Looking east towards the fort near Barbey - the road passed along the foot of the hill

Reid notes that the road continued north of Barbey beneath a dyke though it was not particularly obvious - certainly the parish boundary continues the alignment for a further mile before veering to the east towards Beeswing. Reid traced it as far as Lawston Farm. The fort that it passes (Camp Hill) is marked on the old 6" map as a Roman camp, though it is more likely to be Bronze Age and just possibly had been used in mediaeval times (see NMRS record NX16NE 1.01).Any extension south of Carton Bridge is unconvincing on early maps although the presence of a bridge over even a small stream has to be fairly significant.

Rights of Way
In charter 121 (Kirkgunzeon), the abbey is allowed a saltworks in Lochendelo and other rights in the wood of Preston and in Lochildela as far as Pollesteresheved. There was also a right of way between landing places on the coast and the grange for men, cattle, carts and pack horses.

Charter 128 (Kirkgunzeon-link as for 121) refers to a grant of a saltwork in Salterness and a fishery between Polben and Suithayc and some pasture, with rights of way to the grange at Kirkgunzeon.Charter.

140 (Kirkgunzeon-link as for 121) is a Royal charter giving the monks leave to carry wool and merchandise throughout the kingdom.

Looking towards the Colvend coast, from near Southwick

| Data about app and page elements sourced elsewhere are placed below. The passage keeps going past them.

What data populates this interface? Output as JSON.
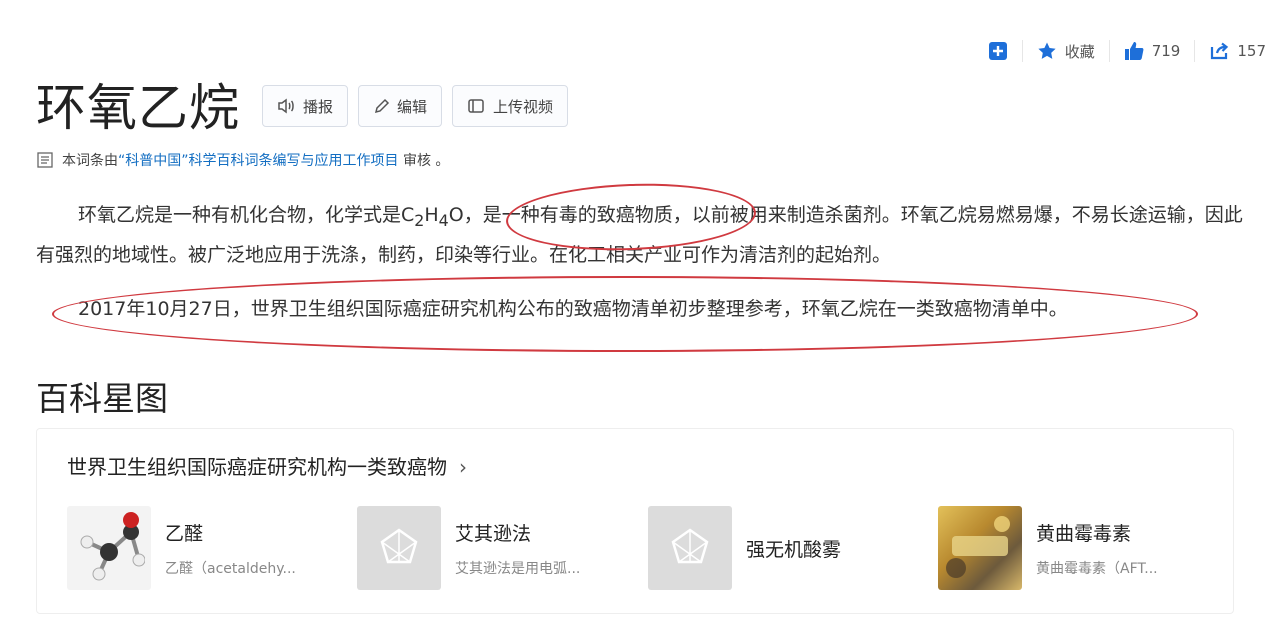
{
  "topbar": {
    "collect_label": "收藏",
    "like_count": "719",
    "share_count": "157"
  },
  "header": {
    "title": "环氧乙烷",
    "buttons": {
      "broadcast": "播报",
      "edit": "编辑",
      "upload_video": "上传视频"
    }
  },
  "review": {
    "prefix": "本词条由",
    "link": "“科普中国”科学百科词条编写与应用工作项目",
    "suffix": " 审核 。"
  },
  "content": {
    "p1_a": "环氧乙烷是一种有机化合物，化学式是C",
    "p1_sub1": "2",
    "p1_b": "H",
    "p1_sub2": "4",
    "p1_c": "O，是一种有毒的致癌物质，以前被用来制造杀菌剂。环氧乙烷易燃易爆，不易长途运输，因此有强烈的地域性。被广泛地应用于洗涤，制药，印染等行业。在化工相关产业可作为清洁剂的起始剂。",
    "p2": "2017年10月27日，世界卫生组织国际癌症研究机构公布的致癌物清单初步整理参考，环氧乙烷在一类致癌物清单中。"
  },
  "starmap": {
    "section_title": "百科星图",
    "card_title": "世界卫生组织国际癌症研究机构一类致癌物",
    "chevron": "›",
    "items": [
      {
        "name": "乙醛",
        "desc": "乙醛（acetaldehy..."
      },
      {
        "name": "艾其逊法",
        "desc": "艾其逊法是用电弧..."
      },
      {
        "name": "强无机酸雾",
        "desc": ""
      },
      {
        "name": "黄曲霉毒素",
        "desc": "黄曲霉毒素（AFT..."
      }
    ]
  },
  "colors": {
    "accent": "#1e6fd9",
    "annotation_red": "#d03a40",
    "link": "#136ec2"
  }
}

Charter 140a (Kirkgunzeon-link as for 121) confirmed the grant of a saltworks in Culwene and easements between the port of Hur to Polsturshevid, and associated rights of way.

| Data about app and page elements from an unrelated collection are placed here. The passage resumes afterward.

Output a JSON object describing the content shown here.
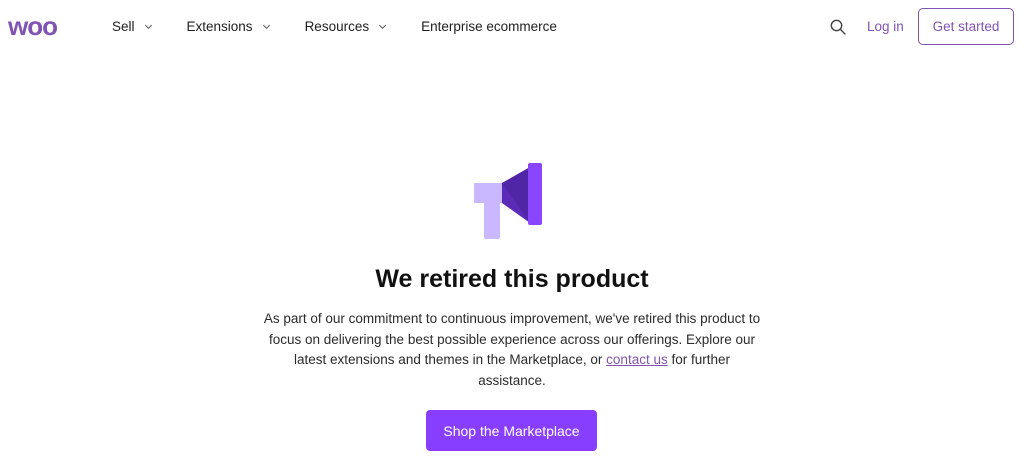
{
  "header": {
    "logo_text": "woo",
    "nav": [
      {
        "label": "Sell",
        "has_dropdown": true
      },
      {
        "label": "Extensions",
        "has_dropdown": true
      },
      {
        "label": "Resources",
        "has_dropdown": true
      },
      {
        "label": "Enterprise ecommerce",
        "has_dropdown": false
      }
    ],
    "search_icon": "search-icon",
    "login_label": "Log in",
    "get_started_label": "Get started"
  },
  "main": {
    "icon": "megaphone-icon",
    "title": "We retired this product",
    "description_before": "As part of our commitment to continuous improvement, we've retired this product to focus on delivering the best possible experience across our offerings. Explore our latest extensions and themes in the Marketplace, or ",
    "contact_link": "contact us",
    "description_after": " for further assistance.",
    "cta_label": "Shop the Marketplace"
  },
  "colors": {
    "brand": "#7f54b3",
    "cta": "#873eff",
    "icon_light": "#c9b8ff",
    "icon_dark": "#5b2bb8",
    "icon_mid": "#8a45ff"
  }
}
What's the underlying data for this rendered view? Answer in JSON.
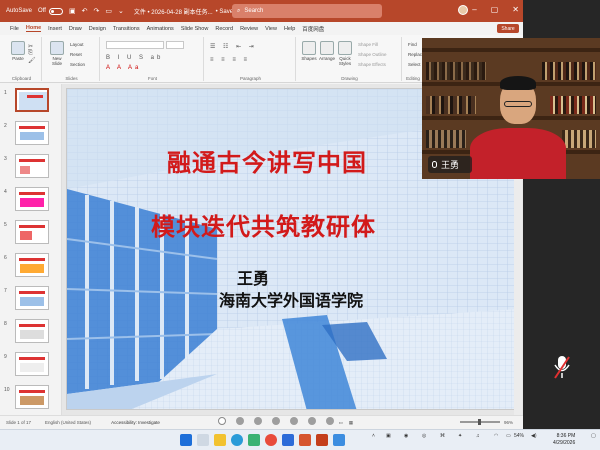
{
  "titlebar": {
    "autosave_label": "AutoSave",
    "autosave_state": "Off",
    "doc_title": "文件 • 2026-04-28 副本任务...",
    "saved_status": "• Saved to this PC ⌄",
    "search_placeholder": "Search"
  },
  "menu": {
    "tabs": [
      "File",
      "Home",
      "Insert",
      "Draw",
      "Design",
      "Transitions",
      "Animations",
      "Slide Show",
      "Record",
      "Review",
      "View",
      "Help",
      "百度网盘"
    ],
    "active": "Home",
    "share_label": "Share"
  },
  "ribbon": {
    "groups": [
      "Clipboard",
      "Slides",
      "Font",
      "Paragraph",
      "Drawing",
      "Editing"
    ],
    "paste": "Paste",
    "new_slide": "New Slide",
    "layout": "Layout",
    "reset": "Reset",
    "section": "Section",
    "shapes": "Shapes",
    "arrange": "Arrange",
    "quick_styles": "Quick Styles",
    "shape_fill": "Shape Fill",
    "shape_outline": "Shape Outline",
    "shape_effects": "Shape Effects",
    "find": "Find",
    "replace": "Replace",
    "select": "Select"
  },
  "thumbnails": {
    "numbers": [
      "1",
      "2",
      "3",
      "4",
      "5",
      "6",
      "7",
      "8",
      "9",
      "10"
    ],
    "selected_index": 0
  },
  "slide": {
    "title_line1": "融通古今讲写中国",
    "title_line2": "模块迭代共筑教研体",
    "author": "王勇",
    "institution": "海南大学外国语学院"
  },
  "statusbar": {
    "slide_count": "Slide 1 of 17",
    "language": "English (United States)",
    "accessibility": "Accessibility: Investigate",
    "zoom": "96%"
  },
  "video": {
    "participant_name": "王勇"
  },
  "taskbar": {
    "time": "8:36 PM",
    "date": "4/29/2026",
    "battery": "54%"
  },
  "colors": {
    "accent": "#b7472a",
    "slide_title": "#d21a1a"
  }
}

Charter 119 (Kirkconnell) granted a ploughed field in Kirkconnell called Mustardgarth and whatever the monks could reclaim from the sea, with rights of way for carts etc.

Charter 149 (Kirkconnell) is the grant of a fishery on the Nith between the burn descending from Kirkconnell and Pollesterheved (probably east of New Abbey at confluence of New Abbey Pow and Nith), with rights of way.

Charter 150 (Kirkconnell-link as for 149) mentions a quarry and a right of way from landing places on the Nith to Mabie.

Most of the placenames are identified in Grainger and Collingwood and in George Neilson's paper Annals of the Solway (see map at top and sections 19 & 22) that was published by the Glasgow Archaeological Society in 1896.

Lochendelo is thought to have been Loch Kinder just south of New Abbey though the saltworks would have been on the coast. Pollesteresheved is the promontory formed by the Nith and the New Abbey Pow just east of New Abbey. Preston is a now abandoned village neat Southerness (Salterness). Polben is unidentified but Suithayc is Southwick, 3 miles WNW of Southerness and Culwene is Colvend, 5 miles south of Dalbeattie (NX8654). Finally the port of Hur was a landing place somewhere in Rough Firth.

Interesting as these references are they are not detailed enough to identify the specific routes developed as rights of way, except in the most general sense.

Charter 128 with its saltworks in Southerness and the fishery near Southwick suggests a direct route (followed by modern roads) to the north-west for some 6 miles then turning directly north for 3 miles to Kirkgunzeon itself. Alternatively, a slightly more direct route could have been taken up the Drumcow Burn over to Glaisters Burn. One other possibility is that as Derek Hall in Scottish Monastic Landscapes, pps.172-173 (Tempus 2006) has suggested, the farm of Fairgirth (NX 878 565) may have been used as a base for the saltworks which would place the route from the coast, possibly at Saltpan Rocks (it is not certain that these were Holm Cultram's though they may be those referred to in charter 140a for Colvend) past Fairgirth to the first route or even Dalbeattie.

The right of way in charter 121 from landing places on the coast and Kirkgunzeon could fit any of the above routes. That from the port of Hur however would fit a route through Dalbeattie rather better.

The charters relating to Kirkconnell and Mabie are more suggestive of local rights of way although the right of way from landing places on the Nith to Mabie would allow Kirkgunzeon to be easily reached.

Finally there is a mention in charter 154 for Mabie of a path near the house of Gilliker but this has not been identified.